» WHAT THE EXERCISE ASKS
Exact copies of all the entries are required, and no pictures should appear in them.

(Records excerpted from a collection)
%%
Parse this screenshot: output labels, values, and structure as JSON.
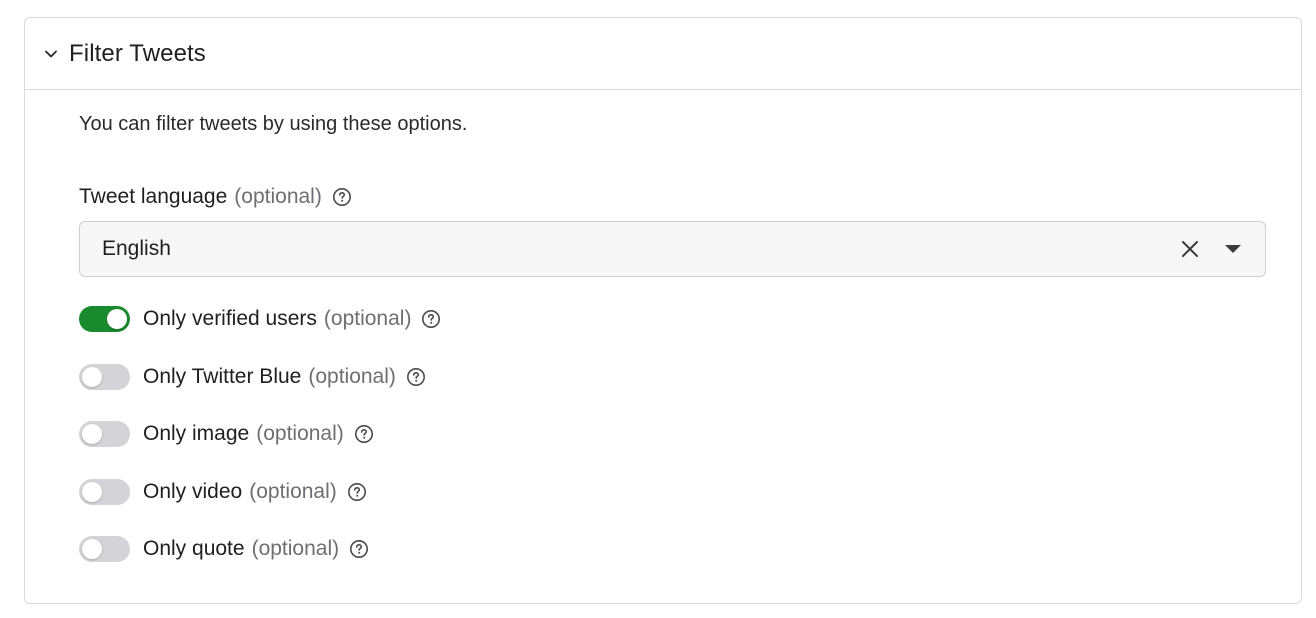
{
  "panel": {
    "title": "Filter Tweets",
    "expanded": true,
    "description": "You can filter tweets by using these options."
  },
  "language_field": {
    "label": "Tweet language",
    "optional": "(optional)",
    "value": "English"
  },
  "toggles": [
    {
      "label": "Only verified users",
      "optional": "(optional)",
      "on": true
    },
    {
      "label": "Only Twitter Blue",
      "optional": "(optional)",
      "on": false
    },
    {
      "label": "Only image",
      "optional": "(optional)",
      "on": false
    },
    {
      "label": "Only video",
      "optional": "(optional)",
      "on": false
    },
    {
      "label": "Only quote",
      "optional": "(optional)",
      "on": false
    }
  ],
  "icons": {
    "chevron": "chevron-down-icon",
    "help": "question-circle-icon",
    "clear": "close-icon",
    "caret": "caret-down-icon"
  },
  "colors": {
    "toggle_on": "#1a8a2e",
    "toggle_off": "#d4d4d8",
    "optional_text": "#6e6e73",
    "border": "#d9d9de"
  }
}
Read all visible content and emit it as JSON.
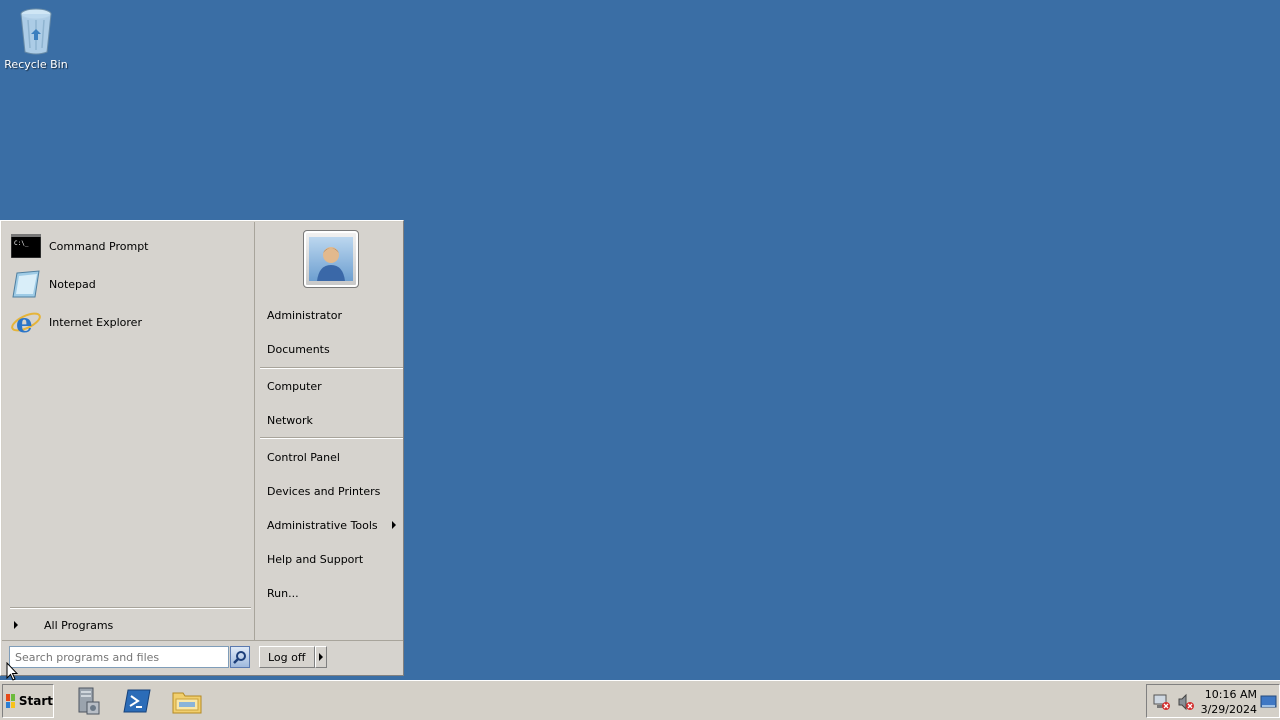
{
  "desktop": {
    "recycle_bin": {
      "label": "Recycle Bin",
      "icon": "recycle-bin-icon"
    }
  },
  "start_menu": {
    "pinned": [
      {
        "label": "Command Prompt",
        "icon": "command-prompt-icon"
      },
      {
        "label": "Notepad",
        "icon": "notepad-icon"
      },
      {
        "label": "Internet Explorer",
        "icon": "internet-explorer-icon"
      }
    ],
    "all_programs_label": "All Programs",
    "right": {
      "user": "Administrator",
      "documents": "Documents",
      "computer": "Computer",
      "network": "Network",
      "control_panel": "Control Panel",
      "devices_printers": "Devices and Printers",
      "admin_tools": "Administrative Tools",
      "help": "Help and Support",
      "run": "Run..."
    },
    "search": {
      "value": "",
      "placeholder": "Search programs and files"
    },
    "logoff_label": "Log off"
  },
  "taskbar": {
    "start_label": "Start",
    "apps": [
      {
        "icon": "server-manager-icon"
      },
      {
        "icon": "powershell-icon"
      },
      {
        "icon": "file-explorer-icon"
      }
    ],
    "clock": {
      "time": "10:16 AM",
      "date": "3/29/2024"
    },
    "tray_icons": [
      "network-error-icon",
      "volume-muted-icon",
      "show-desktop-icon"
    ]
  },
  "colors": {
    "desktop_bg": "#3a6ea5",
    "menu_bg": "#d6d3ce"
  }
}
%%
» SOLUTION TO THIS PROBLEM
Parse this screenshot: output labels, values, and structure as JSON.
{
  "panel": {
    "title": "Filter Tweets",
    "expanded": true,
    "description": "You can filter tweets by using these options."
  },
  "language_field": {
    "label": "Tweet language",
    "optional": "(optional)",
    "value": "English"
  },
  "toggles": [
    {
      "label": "Only verified users",
      "optional": "(optional)",
      "on": true
    },
    {
      "label": "Only Twitter Blue",
      "optional": "(optional)",
      "on": false
    },
    {
      "label": "Only image",
      "optional": "(optional)",
      "on": false
    },
    {
      "label": "Only video",
      "optional": "(optional)",
      "on": false
    },
    {
      "label": "Only quote",
      "optional": "(optional)",
      "on": false
    }
  ],
  "icons": {
    "chevron": "chevron-down-icon",
    "help": "question-circle-icon",
    "clear": "close-icon",
    "caret": "caret-down-icon"
  },
  "colors": {
    "toggle_on": "#1a8a2e",
    "toggle_off": "#d4d4d8",
    "optional_text": "#6e6e73",
    "border": "#d9d9de"
  }
}
Read all visible content and emit it as JSON.
{
  "desktop": {
    "recycle_bin": {
      "label": "Recycle Bin",
      "icon": "recycle-bin-icon"
    }
  },
  "start_menu": {
    "pinned": [
      {
        "label": "Command Prompt",
        "icon": "command-prompt-icon"
      },
      {
        "label": "Notepad",
        "icon": "notepad-icon"
      },
      {
        "label": "Internet Explorer",
        "icon": "internet-explorer-icon"
      }
    ],
    "all_programs_label": "All Programs",
    "right": {
      "user": "Administrator",
      "documents": "Documents",
      "computer": "Computer",
      "network": "Network",
      "control_panel": "Control Panel",
      "devices_printers": "Devices and Printers",
      "admin_tools": "Administrative Tools",
      "help": "Help and Support",
      "run": "Run..."
    },
    "search": {
      "value": "",
      "placeholder": "Search programs and files"
    },
    "logoff_label": "Log off"
  },
  "taskbar": {
    "start_label": "Start",
    "apps": [
      {
        "icon": "server-manager-icon"
      },
      {
        "icon": "powershell-icon"
      },
      {
        "icon": "file-explorer-icon"
      }
    ],
    "clock": {
      "time": "10:16 AM",
      "date": "3/29/2024"
    },
    "tray_icons": [
      "network-error-icon",
      "volume-muted-icon",
      "show-desktop-icon"
    ]
  },
  "colors": {
    "desktop_bg": "#3a6ea5",
    "menu_bg": "#d6d3ce"
  }
}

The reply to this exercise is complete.